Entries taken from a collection

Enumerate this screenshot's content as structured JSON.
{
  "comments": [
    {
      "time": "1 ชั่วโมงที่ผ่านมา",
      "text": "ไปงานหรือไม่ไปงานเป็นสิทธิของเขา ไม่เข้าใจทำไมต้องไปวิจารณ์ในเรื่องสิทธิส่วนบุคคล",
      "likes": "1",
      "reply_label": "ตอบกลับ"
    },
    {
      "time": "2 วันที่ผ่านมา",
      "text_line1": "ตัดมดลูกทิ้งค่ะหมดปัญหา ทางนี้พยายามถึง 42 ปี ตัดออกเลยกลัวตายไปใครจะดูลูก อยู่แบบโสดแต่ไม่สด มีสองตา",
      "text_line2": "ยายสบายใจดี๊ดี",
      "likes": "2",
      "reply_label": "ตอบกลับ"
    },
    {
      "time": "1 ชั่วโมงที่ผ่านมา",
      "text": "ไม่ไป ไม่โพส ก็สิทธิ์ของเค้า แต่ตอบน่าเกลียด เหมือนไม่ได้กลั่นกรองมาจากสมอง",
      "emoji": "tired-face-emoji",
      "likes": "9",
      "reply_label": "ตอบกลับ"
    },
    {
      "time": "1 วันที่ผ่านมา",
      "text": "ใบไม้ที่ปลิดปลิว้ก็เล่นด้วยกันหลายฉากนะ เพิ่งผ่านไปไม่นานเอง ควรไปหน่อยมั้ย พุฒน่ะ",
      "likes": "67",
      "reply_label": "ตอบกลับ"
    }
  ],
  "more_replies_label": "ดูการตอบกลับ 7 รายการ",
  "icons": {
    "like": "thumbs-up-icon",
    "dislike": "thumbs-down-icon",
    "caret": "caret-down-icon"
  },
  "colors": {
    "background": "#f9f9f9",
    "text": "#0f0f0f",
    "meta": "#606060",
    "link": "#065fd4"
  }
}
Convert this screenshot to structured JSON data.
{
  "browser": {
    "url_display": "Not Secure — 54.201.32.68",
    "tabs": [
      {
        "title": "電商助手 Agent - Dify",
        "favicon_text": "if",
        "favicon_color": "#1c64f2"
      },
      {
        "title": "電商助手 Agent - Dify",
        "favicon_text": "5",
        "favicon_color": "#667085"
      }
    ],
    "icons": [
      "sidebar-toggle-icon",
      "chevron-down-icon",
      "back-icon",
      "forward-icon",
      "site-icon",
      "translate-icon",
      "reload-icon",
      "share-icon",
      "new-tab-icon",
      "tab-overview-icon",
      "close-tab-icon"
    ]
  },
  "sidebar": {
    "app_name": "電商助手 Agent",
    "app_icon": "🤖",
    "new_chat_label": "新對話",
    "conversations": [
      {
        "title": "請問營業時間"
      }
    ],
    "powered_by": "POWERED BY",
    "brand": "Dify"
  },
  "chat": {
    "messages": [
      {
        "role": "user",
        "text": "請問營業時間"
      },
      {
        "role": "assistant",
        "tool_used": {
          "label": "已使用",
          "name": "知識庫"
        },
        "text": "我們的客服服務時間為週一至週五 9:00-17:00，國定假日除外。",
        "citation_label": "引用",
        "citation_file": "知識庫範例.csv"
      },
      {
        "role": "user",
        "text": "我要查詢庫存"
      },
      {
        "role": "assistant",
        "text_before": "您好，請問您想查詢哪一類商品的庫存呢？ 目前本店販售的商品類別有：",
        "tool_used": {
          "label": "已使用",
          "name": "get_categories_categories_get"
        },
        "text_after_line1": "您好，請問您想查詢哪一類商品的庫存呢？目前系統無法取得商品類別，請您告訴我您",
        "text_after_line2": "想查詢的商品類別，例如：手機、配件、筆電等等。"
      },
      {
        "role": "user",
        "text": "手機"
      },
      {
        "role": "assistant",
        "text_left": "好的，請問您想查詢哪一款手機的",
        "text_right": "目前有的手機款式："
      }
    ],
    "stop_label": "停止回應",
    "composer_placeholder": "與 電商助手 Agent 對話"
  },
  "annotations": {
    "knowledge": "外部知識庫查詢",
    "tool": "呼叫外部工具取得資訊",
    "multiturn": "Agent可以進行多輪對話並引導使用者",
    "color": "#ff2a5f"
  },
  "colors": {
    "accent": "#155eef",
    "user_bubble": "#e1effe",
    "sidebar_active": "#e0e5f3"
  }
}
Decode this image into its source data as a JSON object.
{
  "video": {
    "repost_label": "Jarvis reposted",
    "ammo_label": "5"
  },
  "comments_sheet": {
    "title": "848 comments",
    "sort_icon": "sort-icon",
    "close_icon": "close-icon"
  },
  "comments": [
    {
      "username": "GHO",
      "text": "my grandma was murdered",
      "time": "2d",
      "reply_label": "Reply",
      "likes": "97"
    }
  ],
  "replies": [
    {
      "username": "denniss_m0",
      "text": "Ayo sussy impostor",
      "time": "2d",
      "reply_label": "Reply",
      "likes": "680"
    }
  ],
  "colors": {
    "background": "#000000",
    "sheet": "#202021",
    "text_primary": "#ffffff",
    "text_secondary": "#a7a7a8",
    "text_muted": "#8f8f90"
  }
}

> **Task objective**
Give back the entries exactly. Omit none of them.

> **Exercise solution**
Enumerate this screenshot's content as structured JSON.
{
  "comments": [
    {
      "time": "1 ชั่วโมงที่ผ่านมา",
      "text": "ไปงานหรือไม่ไปงานเป็นสิทธิของเขา ไม่เข้าใจทำไมต้องไปวิจารณ์ในเรื่องสิทธิส่วนบุคคล",
      "likes": "1",
      "reply_label": "ตอบกลับ"
    },
    {
      "time": "2 วันที่ผ่านมา",
      "text_line1": "ตัดมดลูกทิ้งค่ะหมดปัญหา ทางนี้พยายามถึง 42 ปี ตัดออกเลยกลัวตายไปใครจะดูลูก อยู่แบบโสดแต่ไม่สด มีสองตา",
      "text_line2": "ยายสบายใจดี๊ดี",
      "likes": "2",
      "reply_label": "ตอบกลับ"
    },
    {
      "time": "1 ชั่วโมงที่ผ่านมา",
      "text": "ไม่ไป ไม่โพส ก็สิทธิ์ของเค้า แต่ตอบน่าเกลียด เหมือนไม่ได้กลั่นกรองมาจากสมอง",
      "emoji": "tired-face-emoji",
      "likes": "9",
      "reply_label": "ตอบกลับ"
    },
    {
      "time": "1 วันที่ผ่านมา",
      "text": "ใบไม้ที่ปลิดปลิว้ก็เล่นด้วยกันหลายฉากนะ เพิ่งผ่านไปไม่นานเอง ควรไปหน่อยมั้ย พุฒน่ะ",
      "likes": "67",
      "reply_label": "ตอบกลับ"
    }
  ],
  "more_replies_label": "ดูการตอบกลับ 7 รายการ",
  "icons": {
    "like": "thumbs-up-icon",
    "dislike": "thumbs-down-icon",
    "caret": "caret-down-icon"
  },
  "colors": {
    "background": "#f9f9f9",
    "text": "#0f0f0f",
    "meta": "#606060",
    "link": "#065fd4"
  }
}
Convert this screenshot to structured JSON data.
{
  "browser": {
    "url_display": "Not Secure — 54.201.32.68",
    "tabs": [
      {
        "title": "電商助手 Agent - Dify",
        "favicon_text": "if",
        "favicon_color": "#1c64f2"
      },
      {
        "title": "電商助手 Agent - Dify",
        "favicon_text": "5",
        "favicon_color": "#667085"
      }
    ],
    "icons": [
      "sidebar-toggle-icon",
      "chevron-down-icon",
      "back-icon",
      "forward-icon",
      "site-icon",
      "translate-icon",
      "reload-icon",
      "share-icon",
      "new-tab-icon",
      "tab-overview-icon",
      "close-tab-icon"
    ]
  },
  "sidebar": {
    "app_name": "電商助手 Agent",
    "app_icon": "🤖",
    "new_chat_label": "新對話",
    "conversations": [
      {
        "title": "請問營業時間"
      }
    ],
    "powered_by": "POWERED BY",
    "brand": "Dify"
  },
  "chat": {
    "messages": [
      {
        "role": "user",
        "text": "請問營業時間"
      },
      {
        "role": "assistant",
        "tool_used": {
          "label": "已使用",
          "name": "知識庫"
        },
        "text": "我們的客服服務時間為週一至週五 9:00-17:00，國定假日除外。",
        "citation_label": "引用",
        "citation_file": "知識庫範例.csv"
      },
      {
        "role": "user",
        "text": "我要查詢庫存"
      },
      {
        "role": "assistant",
        "text_before": "您好，請問您想查詢哪一類商品的庫存呢？ 目前本店販售的商品類別有：",
        "tool_used": {
          "label": "已使用",
          "name": "get_categories_categories_get"
        },
        "text_after_line1": "您好，請問您想查詢哪一類商品的庫存呢？目前系統無法取得商品類別，請您告訴我您",
        "text_after_line2": "想查詢的商品類別，例如：手機、配件、筆電等等。"
      },
      {
        "role": "user",
        "text": "手機"
      },
      {
        "role": "assistant",
        "text_left": "好的，請問您想查詢哪一款手機的",
        "text_right": "目前有的手機款式："
      }
    ],
    "stop_label": "停止回應",
    "composer_placeholder": "與 電商助手 Agent 對話"
  },
  "annotations": {
    "knowledge": "外部知識庫查詢",
    "tool": "呼叫外部工具取得資訊",
    "multiturn": "Agent可以進行多輪對話並引導使用者",
    "color": "#ff2a5f"
  },
  "colors": {
    "accent": "#155eef",
    "user_bubble": "#e1effe",
    "sidebar_active": "#e0e5f3"
  }
}
Decode this image into its source data as a JSON object.
{
  "video": {
    "repost_label": "Jarvis reposted",
    "ammo_label": "5"
  },
  "comments_sheet": {
    "title": "848 comments",
    "sort_icon": "sort-icon",
    "close_icon": "close-icon"
  },
  "comments": [
    {
      "username": "GHO",
      "text": "my grandma was murdered",
      "time": "2d",
      "reply_label": "Reply",
      "likes": "97"
    }
  ],
  "replies": [
    {
      "username": "denniss_m0",
      "text": "Ayo sussy impostor",
      "time": "2d",
      "reply_label": "Reply",
      "likes": "680"
    }
  ],
  "colors": {
    "background": "#000000",
    "sheet": "#202021",
    "text_primary": "#ffffff",
    "text_secondary": "#a7a7a8",
    "text_muted": "#8f8f90"
  }
}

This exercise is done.